* _What you need to do_
Start to finish, return the listing below exactly, pictures excluded.

* _Materials provided_
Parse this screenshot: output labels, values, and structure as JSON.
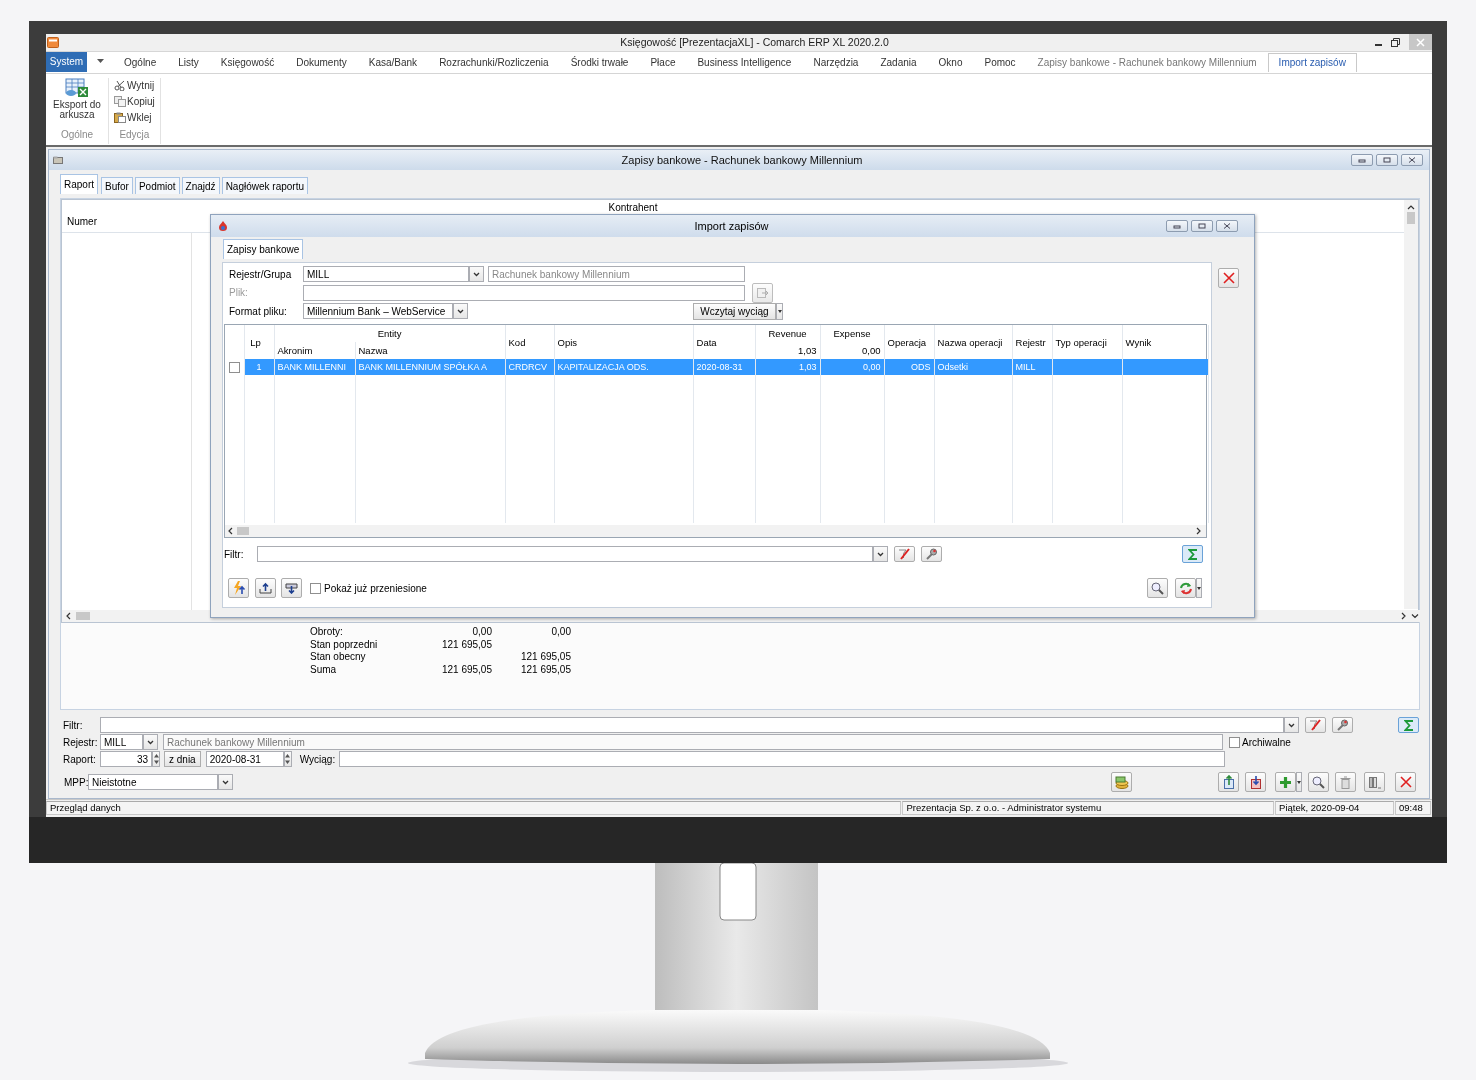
{
  "window": {
    "title": "Księgowość [PrezentacjaXL] - Comarch ERP XL 2020.2.0"
  },
  "menu": {
    "app_button": "System",
    "tabs": [
      {
        "label": "Ogólne",
        "kind": "tab",
        "selected": false
      },
      {
        "label": "Listy",
        "kind": "tab",
        "selected": false
      },
      {
        "label": "Księgowość",
        "kind": "tab",
        "selected": false
      },
      {
        "label": "Dokumenty",
        "kind": "tab",
        "selected": false
      },
      {
        "label": "Kasa/Bank",
        "kind": "tab",
        "selected": false
      },
      {
        "label": "Rozrachunki/Rozliczenia",
        "kind": "tab",
        "selected": false
      },
      {
        "label": "Środki trwałe",
        "kind": "tab",
        "selected": false
      },
      {
        "label": "Płace",
        "kind": "tab",
        "selected": false
      },
      {
        "label": "Business Intelligence",
        "kind": "tab",
        "selected": false
      },
      {
        "label": "Narzędzia",
        "kind": "tab",
        "selected": false
      },
      {
        "label": "Zadania",
        "kind": "tab",
        "selected": false
      },
      {
        "label": "Okno",
        "kind": "tab",
        "selected": false
      },
      {
        "label": "Pomoc",
        "kind": "tab",
        "selected": false
      },
      {
        "label": "Zapisy bankowe - Rachunek bankowy Millennium",
        "kind": "context",
        "selected": false
      },
      {
        "label": "Import zapisów",
        "kind": "context",
        "selected": true
      }
    ]
  },
  "ribbon": [
    {
      "label": "Ogólne",
      "items": [
        {
          "label": "Eksport do arkusza",
          "kind": "large"
        }
      ]
    },
    {
      "label": "Edycja",
      "items": [
        {
          "label": "Wytnij",
          "kind": "small"
        },
        {
          "label": "Kopiuj",
          "kind": "small"
        },
        {
          "label": "Wklej",
          "kind": "small"
        }
      ]
    }
  ],
  "document_window": {
    "title": "Zapisy bankowe - Rachunek bankowy Millennium",
    "tabs": [
      {
        "label": "Raport",
        "selected": true
      },
      {
        "label": "Bufor",
        "selected": false
      },
      {
        "label": "Podmiot",
        "selected": false
      },
      {
        "label": "Znajdź",
        "selected": false
      },
      {
        "label": "Nagłówek raportu",
        "selected": false
      }
    ],
    "table": {
      "group_header": "Kontrahent",
      "columns": [
        "Numer"
      ]
    },
    "summary": [
      {
        "label": "Obroty:",
        "col_1": "0,00",
        "col_2": "0,00"
      },
      {
        "label": "Stan poprzedni",
        "col_1": "121 695,05"
      },
      {
        "label": "Stan obecny",
        "col_2": "121 695,05"
      },
      {
        "label": "Suma",
        "col_1": "121 695,05",
        "col_2": "121 695,05"
      }
    ],
    "filter": {
      "label": "Filtr:"
    },
    "register": {
      "label": "Rejestr:",
      "value": "MILL",
      "name": "Rachunek bankowy Millennium"
    },
    "archived": {
      "label": "Archiwalne",
      "checked": false
    },
    "report": {
      "label": "Raport:",
      "number": "33",
      "date_button": "z dnia",
      "date": "2020-08-31"
    },
    "statement": {
      "label": "Wyciąg:"
    },
    "mpp": {
      "label": "MPP:",
      "value": "Nieistotne"
    }
  },
  "dialog": {
    "title": "Import zapisów",
    "tabs": [
      {
        "label": "Zapisy bankowe",
        "selected": true
      }
    ],
    "register": {
      "label": "Rejestr/Grupa",
      "value": "MILL",
      "name": "Rachunek bankowy Millennium"
    },
    "file": {
      "label": "Plik:",
      "disabled": true
    },
    "format": {
      "label": "Format pliku:",
      "value": "Millennium Bank – WebService"
    },
    "load_button": "Wczytaj wyciąg",
    "grid": {
      "entity_header": "Entity",
      "columns": [
        {
          "label": "Lp"
        },
        {
          "label": "Akronim"
        },
        {
          "label": "Nazwa"
        },
        {
          "label": "Kod"
        },
        {
          "label": "Opis"
        },
        {
          "label": "Data"
        },
        {
          "label": "Revenue",
          "total": "1,03"
        },
        {
          "label": "Expense",
          "total": "0,00"
        },
        {
          "label": "Operacja"
        },
        {
          "label": "Nazwa operacji"
        },
        {
          "label": "Rejestr"
        },
        {
          "label": "Typ operacji"
        },
        {
          "label": "Wynik"
        }
      ],
      "rows": [
        {
          "selected": true,
          "checked": false,
          "cells": [
            "1",
            "BANK MILLENNI",
            "BANK MILLENNIUM SPÓŁKA A",
            "CRDRCV",
            "KAPITALIZACJA ODS.",
            "2020-08-31",
            "1,03",
            "0,00",
            "ODS",
            "Odsetki",
            "MILL"
          ]
        }
      ]
    },
    "filter": {
      "label": "Filtr:"
    },
    "show_transferred": {
      "label": "Pokaż już przeniesione",
      "checked": false
    }
  },
  "status_bar": [
    "Przegląd danych",
    "Prezentacja Sp. z o.o. - Administrator systemu",
    "Piątek, 2020-09-04",
    "09:48"
  ]
}
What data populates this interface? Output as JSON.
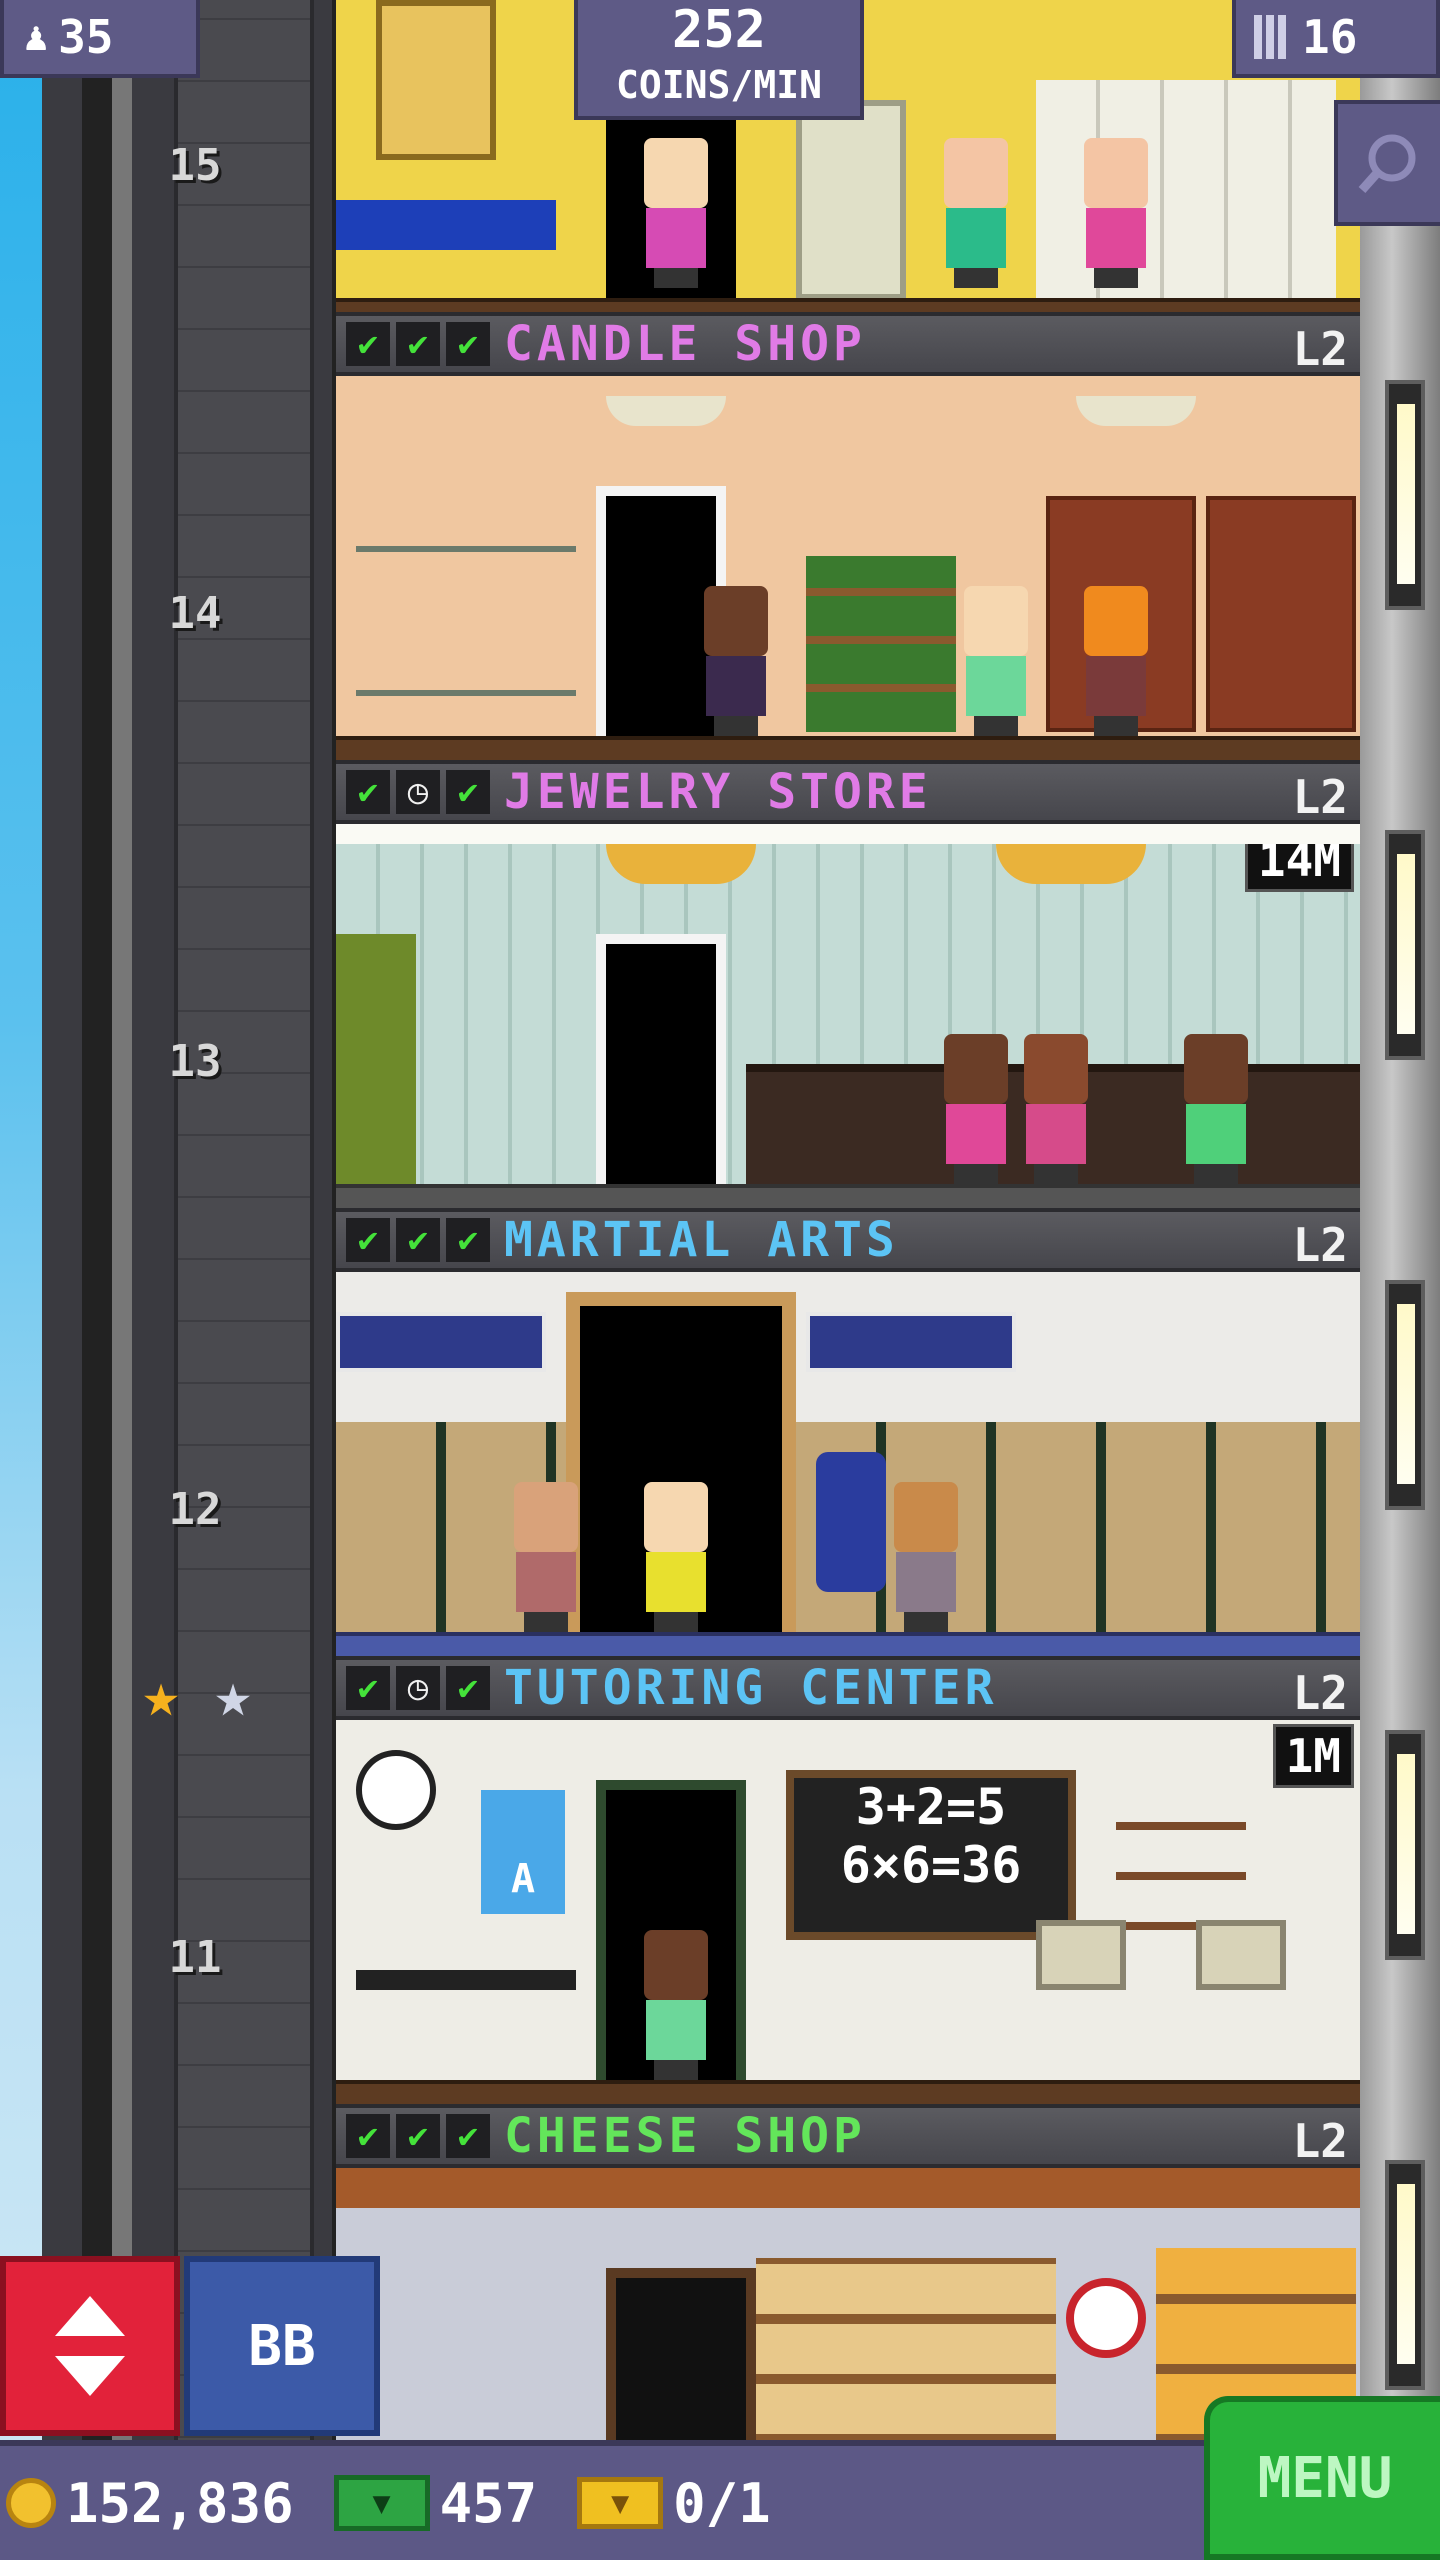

* _Reply to the exercise_
Parse this screenshot: output labels, values, and structure as JSON.
{
  "window": {
    "title": "Księgowość [PrezentacjaXL] - Comarch ERP XL 2020.2.0"
  },
  "menu": {
    "app_button": "System",
    "tabs": [
      {
        "label": "Ogólne",
        "kind": "tab",
        "selected": false
      },
      {
        "label": "Listy",
        "kind": "tab",
        "selected": false
      },
      {
        "label": "Księgowość",
        "kind": "tab",
        "selected": false
      },
      {
        "label": "Dokumenty",
        "kind": "tab",
        "selected": false
      },
      {
        "label": "Kasa/Bank",
        "kind": "tab",
        "selected": false
      },
      {
        "label": "Rozrachunki/Rozliczenia",
        "kind": "tab",
        "selected": false
      },
      {
        "label": "Środki trwałe",
        "kind": "tab",
        "selected": false
      },
      {
        "label": "Płace",
        "kind": "tab",
        "selected": false
      },
      {
        "label": "Business Intelligence",
        "kind": "tab",
        "selected": false
      },
      {
        "label": "Narzędzia",
        "kind": "tab",
        "selected": false
      },
      {
        "label": "Zadania",
        "kind": "tab",
        "selected": false
      },
      {
        "label": "Okno",
        "kind": "tab",
        "selected": false
      },
      {
        "label": "Pomoc",
        "kind": "tab",
        "selected": false
      },
      {
        "label": "Zapisy bankowe - Rachunek bankowy Millennium",
        "kind": "context",
        "selected": false
      },
      {
        "label": "Import zapisów",
        "kind": "context",
        "selected": true
      }
    ]
  },
  "ribbon": [
    {
      "label": "Ogólne",
      "items": [
        {
          "label": "Eksport do arkusza",
          "kind": "large"
        }
      ]
    },
    {
      "label": "Edycja",
      "items": [
        {
          "label": "Wytnij",
          "kind": "small"
        },
        {
          "label": "Kopiuj",
          "kind": "small"
        },
        {
          "label": "Wklej",
          "kind": "small"
        }
      ]
    }
  ],
  "document_window": {
    "title": "Zapisy bankowe - Rachunek bankowy Millennium",
    "tabs": [
      {
        "label": "Raport",
        "selected": true
      },
      {
        "label": "Bufor",
        "selected": false
      },
      {
        "label": "Podmiot",
        "selected": false
      },
      {
        "label": "Znajdź",
        "selected": false
      },
      {
        "label": "Nagłówek raportu",
        "selected": false
      }
    ],
    "table": {
      "group_header": "Kontrahent",
      "columns": [
        "Numer"
      ]
    },
    "summary": [
      {
        "label": "Obroty:",
        "col_1": "0,00",
        "col_2": "0,00"
      },
      {
        "label": "Stan poprzedni",
        "col_1": "121 695,05"
      },
      {
        "label": "Stan obecny",
        "col_2": "121 695,05"
      },
      {
        "label": "Suma",
        "col_1": "121 695,05",
        "col_2": "121 695,05"
      }
    ],
    "filter": {
      "label": "Filtr:"
    },
    "register": {
      "label": "Rejestr:",
      "value": "MILL",
      "name": "Rachunek bankowy Millennium"
    },
    "archived": {
      "label": "Archiwalne",
      "checked": false
    },
    "report": {
      "label": "Raport:",
      "number": "33",
      "date_button": "z dnia",
      "date": "2020-08-31"
    },
    "statement": {
      "label": "Wyciąg:"
    },
    "mpp": {
      "label": "MPP:",
      "value": "Nieistotne"
    }
  },
  "dialog": {
    "title": "Import zapisów",
    "tabs": [
      {
        "label": "Zapisy bankowe",
        "selected": true
      }
    ],
    "register": {
      "label": "Rejestr/Grupa",
      "value": "MILL",
      "name": "Rachunek bankowy Millennium"
    },
    "file": {
      "label": "Plik:",
      "disabled": true
    },
    "format": {
      "label": "Format pliku:",
      "value": "Millennium Bank – WebService"
    },
    "load_button": "Wczytaj wyciąg",
    "grid": {
      "entity_header": "Entity",
      "columns": [
        {
          "label": "Lp"
        },
        {
          "label": "Akronim"
        },
        {
          "label": "Nazwa"
        },
        {
          "label": "Kod"
        },
        {
          "label": "Opis"
        },
        {
          "label": "Data"
        },
        {
          "label": "Revenue",
          "total": "1,03"
        },
        {
          "label": "Expense",
          "total": "0,00"
        },
        {
          "label": "Operacja"
        },
        {
          "label": "Nazwa operacji"
        },
        {
          "label": "Rejestr"
        },
        {
          "label": "Typ operacji"
        },
        {
          "label": "Wynik"
        }
      ],
      "rows": [
        {
          "selected": true,
          "checked": false,
          "cells": [
            "1",
            "BANK MILLENNI",
            "BANK MILLENNIUM SPÓŁKA A",
            "CRDRCV",
            "KAPITALIZACJA ODS.",
            "2020-08-31",
            "1,03",
            "0,00",
            "ODS",
            "Odsetki",
            "MILL"
          ]
        }
      ]
    },
    "filter": {
      "label": "Filtr:"
    },
    "show_transferred": {
      "label": "Pokaż już przeniesione",
      "checked": false
    }
  },
  "status_bar": [
    "Przegląd danych",
    "Prezentacja Sp. z o.o. - Administrator systemu",
    "Piątek, 2020-09-04",
    "09:48"
  ]
}
What data populates this interface? Output as JSON.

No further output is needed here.